Architect of BOJ stimulus calls for big fiscal spending backed by central bank

TOKYO (Reuters) - Japan must ramp up fiscal spending with debt bank-rolled by the central bank, the Bank of Japan’s former deputy governor Kikuo Iwata said, a controversial proposal that highlights the BOJ’s challenge as it tries to reignite an economy after years of sub-par growth.

FILE PHOTO: Bank of Japan's (BOJ) Deputy Governor Kikuo Iwata poses for a photo after an interview with Reuters at the BOJ headquarters in Tokyo June 24, 2013. REUTERS/Toru Hanai

Iwata, an architect of the BOJ’s massive bond-buying programme dubbed “quantitative and qualitative easing” (QQE), warned that inflation will miss the central bank’s 2 percent target without stronger measures to boost consumption.

He said there are few tools left to ease monetary policy further as cutting already ultra-low interest rates could push some financial institutions into bankruptcy.

That means Japan must lean on fiscal policy by ditching this year’s scheduled sales tax hike and committing to boost government spending permanently with money printed by the BOJ, he said.

“Inflation won’t hit 2 percent just with the BOJ continuing its current policy. The BOJ doesn’t need to change its policy much now. What needs to change is fiscal policy,” Iwata said.

“Fiscal and monetary policies need to work as one, so that more money is spent on fiscal measures and the total money going out to the economy increases as a result,” he told Reuters on Friday. “That’s the only remaining policy option.”

Instead of relying on commercial banks to lend more to already cash-rich companies, the BOJ should finance government spending for measures to boost consumption such as payouts or tax breaks for younger-generation households, he said.

“The BOJ’s current policy does not have a mechanism to heighten inflation expectations. We need a mechanism where money flows out to the economy directly and permanently,” Iwata said.

The remarks by Iwata, who six years ago had said the BOJ is solely responsible for achieving 2 percent inflation, underscore the challenge the bank faces in hitting its elusive price goal.

Iwata, a former academic who retired last year, retains strong influence among some reflationist-minded executives of the BOJ’s nine-member board like Yutaka Harada, Goushi Kataoka and deputy governor Masazumi Wakatabe.

His proposal resembles the idea of “helicopter money” - a policy where the central bank directly finances government spending by underwriting bonds.

The BOJ currently buys bonds aggressively to cap long-term rates around zero.

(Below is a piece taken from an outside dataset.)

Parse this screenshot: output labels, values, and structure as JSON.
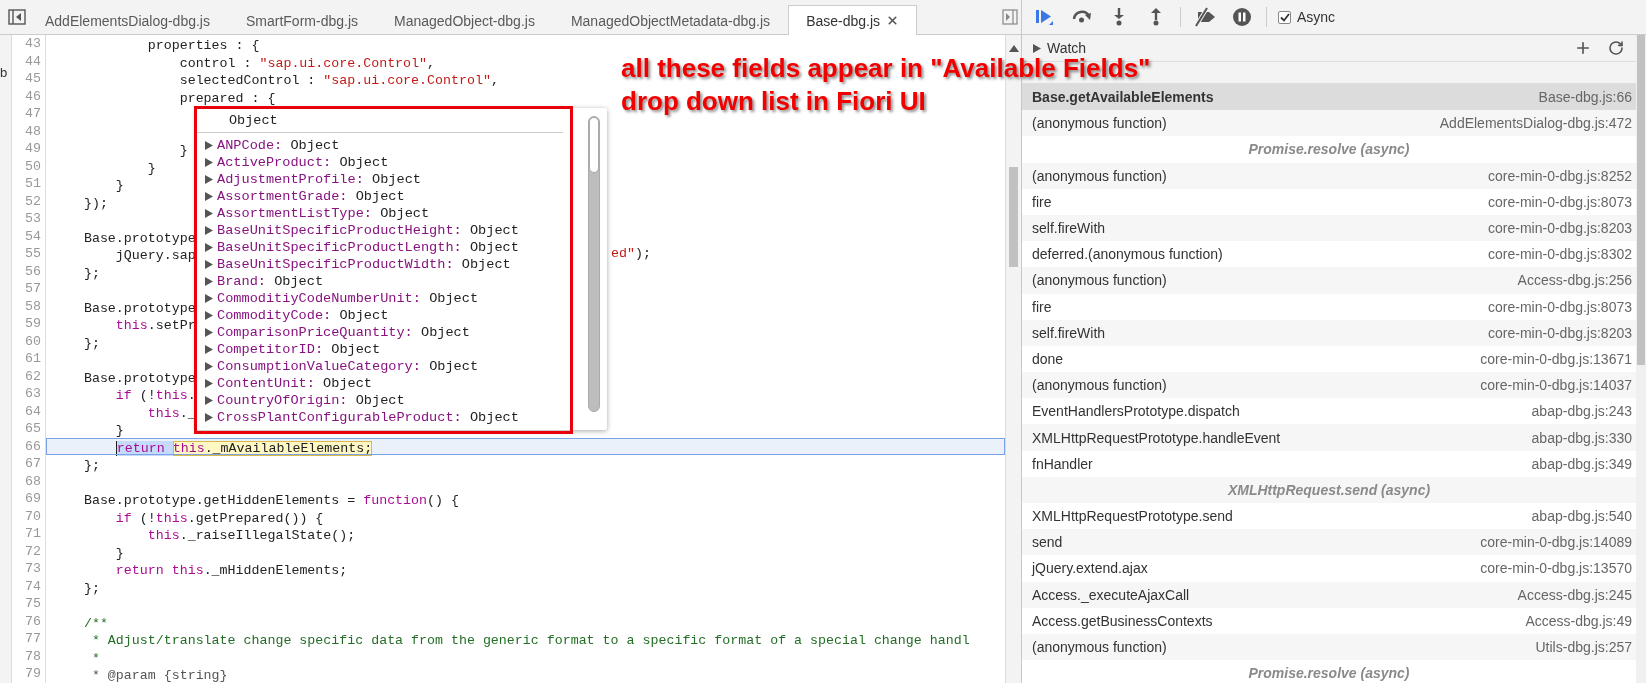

However, BOJ Governor Haruhiko Kuroda and many government officials say the central bank is not resorting to helicopter money, since it buys bonds from financial institutions, and not directly from the government. Existing regulation prohibits the BOJ from directly underwriting government debt.

Iwata said the BOJ can continue to buy government bonds via financial institutions, but must be ready to ramp up purchases if the government decides to issue more debt to finance big fiscal spending.

“The term debt monetisation has been taboo in Japan. But in a way, Japan is already resorting to debt monetisation,” Iwata said.

“We’re still on the cusp of emerging from deflation and that process is still fragile,” he said. “Inflation needs to pick up via an expansion in demand.”

Reporting by Leika Kihara, additional reporting by Sumio Ito; Editing by Shri Navaratnam